Liberal and Tea Party groups are denying claims by Senate Republican Leader Mitch McConnell's campaign that they are working together to defeat the GOP leader in 2014.In a campaign fundraising e-mail Monday, McConnell campaign manager Jesse Benton told supporters that liberal organizers were "attempting to infiltrate conservative" groups across the state.A previous message accused MoveOn.org of backing a "phony Tea Party" in an attempt to hurt McConnell in a primary race.But MoveOn spokesman Nick Berning says they are not working with any Tea Party groups in Kentucky, and that they will seek to defeat McConnell in a general election."It's understandable that Mitch McConnell is frightened to face voters in 2014, and his focus on MoveOn members' electoral might is well founded, but his fantasy that we have teamed up with the Tea Party to elect someone even more out of touch than him is ridiculous," he says. "MoveOn's nearly 70,000 members in Kentucky are tired of McConnell carrying water for Wall Street and leading the 'Party of No' at the expense of poor and middle class families, and he should expect we will hold him accountable for it—in the general election."In a January 28 piece in Politico, Kentucky MoveOn field organizer Keith Rouda is quoted as saying: "We are doing a lot of reaching out to some of the tea party folks." Rouda has been a spokesman for MoveOn in past efforts, but also volunteers for the Super PAC Progress Kentucky, which admits to actively courting Tea Party organizations to challenge McConnell.  Asked what organization he was speaking for in the Politico story, Rouda initially said neither. "I've had discussions with (MoveOn) about the degree to which they stand behind this. My intention in that interview was not to pull the organization into the campaign," he says. But when WFPL asked Rouda if he was a Progress Kentucky spokesman when he was speaking to Politico he said: "I don't know the best way to answer that for you." A Progress Kentucky leader later confirmed that Rouda does work for the Super PAC as a spokesman. And national leaders with MoveOn told the radio station that Rouda was not speaking on their behalf in any capacity, but the McConnell campaign says the liberal group is trying to backpedal.

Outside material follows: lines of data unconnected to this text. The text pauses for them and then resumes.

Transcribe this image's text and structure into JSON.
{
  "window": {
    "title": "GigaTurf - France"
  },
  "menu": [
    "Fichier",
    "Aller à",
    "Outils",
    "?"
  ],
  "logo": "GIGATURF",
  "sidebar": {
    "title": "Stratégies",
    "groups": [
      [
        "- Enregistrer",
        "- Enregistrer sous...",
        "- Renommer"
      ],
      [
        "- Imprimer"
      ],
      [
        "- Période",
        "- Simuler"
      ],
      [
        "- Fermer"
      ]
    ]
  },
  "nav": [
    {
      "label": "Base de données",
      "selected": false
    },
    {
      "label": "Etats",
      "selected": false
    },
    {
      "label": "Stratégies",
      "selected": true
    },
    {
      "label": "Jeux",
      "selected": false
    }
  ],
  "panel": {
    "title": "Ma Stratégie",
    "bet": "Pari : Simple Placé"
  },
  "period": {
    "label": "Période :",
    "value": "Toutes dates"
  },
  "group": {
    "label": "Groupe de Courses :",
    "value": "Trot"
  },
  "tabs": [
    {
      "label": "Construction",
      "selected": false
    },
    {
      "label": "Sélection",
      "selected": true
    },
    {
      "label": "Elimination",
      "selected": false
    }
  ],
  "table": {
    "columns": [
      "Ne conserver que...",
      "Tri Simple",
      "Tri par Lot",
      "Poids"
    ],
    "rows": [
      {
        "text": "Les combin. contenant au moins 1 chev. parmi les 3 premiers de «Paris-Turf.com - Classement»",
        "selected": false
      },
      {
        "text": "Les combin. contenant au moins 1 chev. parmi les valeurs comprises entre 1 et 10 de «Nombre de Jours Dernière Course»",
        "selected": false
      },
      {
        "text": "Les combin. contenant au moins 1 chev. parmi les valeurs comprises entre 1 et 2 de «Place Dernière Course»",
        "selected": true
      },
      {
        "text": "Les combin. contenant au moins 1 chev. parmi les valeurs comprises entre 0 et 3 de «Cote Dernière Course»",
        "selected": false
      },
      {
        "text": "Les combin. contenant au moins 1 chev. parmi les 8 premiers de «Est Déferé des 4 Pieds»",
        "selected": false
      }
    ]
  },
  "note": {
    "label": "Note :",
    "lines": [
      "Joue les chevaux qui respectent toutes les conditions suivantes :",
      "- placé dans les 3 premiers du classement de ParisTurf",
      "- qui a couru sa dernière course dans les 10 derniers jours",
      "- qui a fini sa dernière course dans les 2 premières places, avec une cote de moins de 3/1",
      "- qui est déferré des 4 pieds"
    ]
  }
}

"MoveOn got caught with their hand in the cookie jar. Their cynical plans to try to exploit my friends in the TEA Party have been exposed, and now the are desperately trying to walk it back," says Benton. A recent Courier-Journal poll shows that only 17 percent of voters say they will vote for McConnell next year, and national reports have focused on how the GOP leader faces criticism his political left and right. No formal cooperation has been announced and neither a Democratic or Tea Party opponent has stepped forward to challenge McConnell. United Kentucky Tea Party spokesman John Kemper has also denied working with liberal groups to take McConnell down.

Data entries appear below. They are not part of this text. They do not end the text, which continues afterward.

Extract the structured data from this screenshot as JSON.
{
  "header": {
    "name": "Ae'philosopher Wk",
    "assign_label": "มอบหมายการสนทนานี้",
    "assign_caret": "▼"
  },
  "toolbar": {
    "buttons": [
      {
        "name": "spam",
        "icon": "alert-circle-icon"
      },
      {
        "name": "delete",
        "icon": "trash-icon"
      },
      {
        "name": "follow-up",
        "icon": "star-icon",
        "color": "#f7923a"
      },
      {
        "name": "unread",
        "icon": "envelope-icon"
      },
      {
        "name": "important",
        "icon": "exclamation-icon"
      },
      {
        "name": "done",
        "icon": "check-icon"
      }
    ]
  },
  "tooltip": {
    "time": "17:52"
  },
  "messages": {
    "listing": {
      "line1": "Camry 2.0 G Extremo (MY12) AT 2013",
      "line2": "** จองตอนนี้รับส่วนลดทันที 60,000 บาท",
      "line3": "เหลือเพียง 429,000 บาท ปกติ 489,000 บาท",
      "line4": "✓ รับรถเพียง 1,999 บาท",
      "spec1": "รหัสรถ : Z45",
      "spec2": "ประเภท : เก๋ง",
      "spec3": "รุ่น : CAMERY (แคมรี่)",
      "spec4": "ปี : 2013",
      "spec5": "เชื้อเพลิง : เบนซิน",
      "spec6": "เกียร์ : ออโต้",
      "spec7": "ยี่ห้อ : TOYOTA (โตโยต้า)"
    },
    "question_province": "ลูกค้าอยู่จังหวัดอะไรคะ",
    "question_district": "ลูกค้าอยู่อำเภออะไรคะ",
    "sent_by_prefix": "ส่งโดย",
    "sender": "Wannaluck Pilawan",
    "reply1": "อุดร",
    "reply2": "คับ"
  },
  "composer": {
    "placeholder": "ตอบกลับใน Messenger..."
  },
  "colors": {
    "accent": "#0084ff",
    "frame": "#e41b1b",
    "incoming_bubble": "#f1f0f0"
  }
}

"Mitch could only dream that was true, conservative values of the Tea party are like a bright light to a cockroach," said in a news release. "Folks, we could not have scripted this folly unfolding before our eyes, even in our wildest imagination. Little did I know when Senator McConnell said while speaking at the Boone County GOP dinner in November, 'we will run a presidential level campaign' he meant a ‘middle school class presidential campaign’. Kentucky deserves better."

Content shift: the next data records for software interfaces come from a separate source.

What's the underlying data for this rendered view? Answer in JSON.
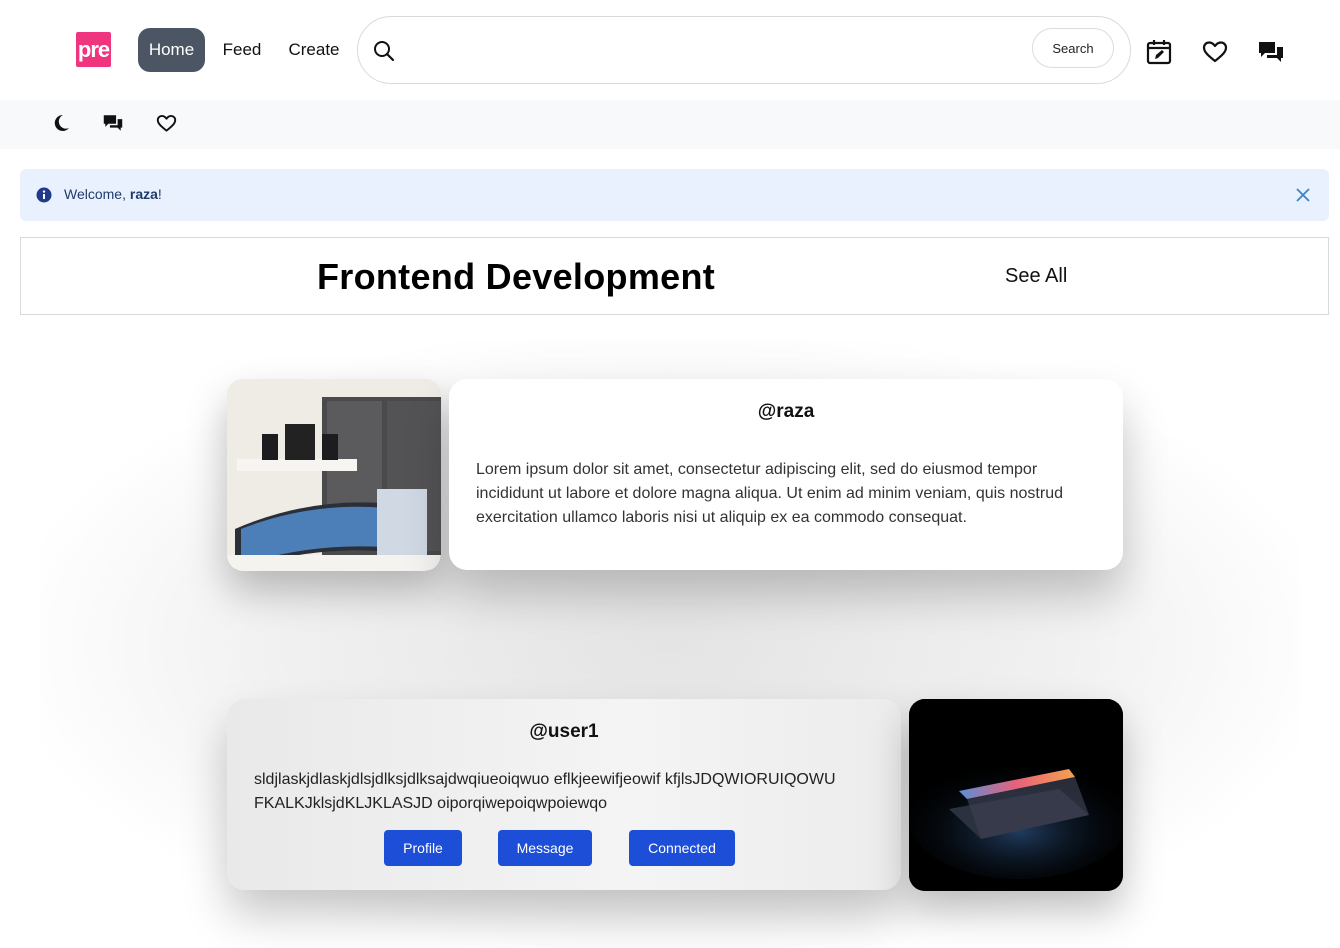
{
  "header": {
    "logo_text": "pre",
    "nav": [
      {
        "label": "Home",
        "active": true
      },
      {
        "label": "Feed",
        "active": false
      },
      {
        "label": "Create",
        "active": false
      }
    ],
    "search": {
      "placeholder": "",
      "button_label": "Search"
    },
    "icons": [
      "calendar-edit-icon",
      "heart-icon",
      "chat-icon"
    ]
  },
  "subbar": {
    "icons": [
      "moon-icon",
      "chat-icon",
      "heart-icon"
    ]
  },
  "alert": {
    "prefix": "Welcome, ",
    "username": "raza",
    "suffix": "!"
  },
  "section": {
    "title": "Frontend Development",
    "see_all": "See All"
  },
  "posts": [
    {
      "username": "@raza",
      "text": "Lorem ipsum dolor sit amet, consectetur adipiscing elit, sed do eiusmod tempor incididunt ut labore et dolore magna aliqua. Ut enim ad minim veniam, quis nostrud exercitation ullamco laboris nisi ut aliquip ex ea commodo consequat.",
      "image": "desk-setup-photo"
    },
    {
      "username": "@user1",
      "text": "sldjlaskjdlaskjdlsjdlksjdlksajdwqiueoiqwuo eflkjeewifjeowif kfjlsJDQWIORUIQOWU FKALKJklsjdKLJKLASJD oiporqiwepoiqwpoiewqo",
      "image": "laptop-photo",
      "buttons": {
        "profile": "Profile",
        "message": "Message",
        "connected": "Connected"
      }
    }
  ],
  "colors": {
    "accent": "#1d4ed8",
    "logo": "#f0357f",
    "nav_active": "#4b5563",
    "alert_bg": "#e8f1fd"
  }
}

In an interview with the Lexington Herald-Leader on Tuesday, however, Kemper did admit that he has talked with Democratic donors in the state.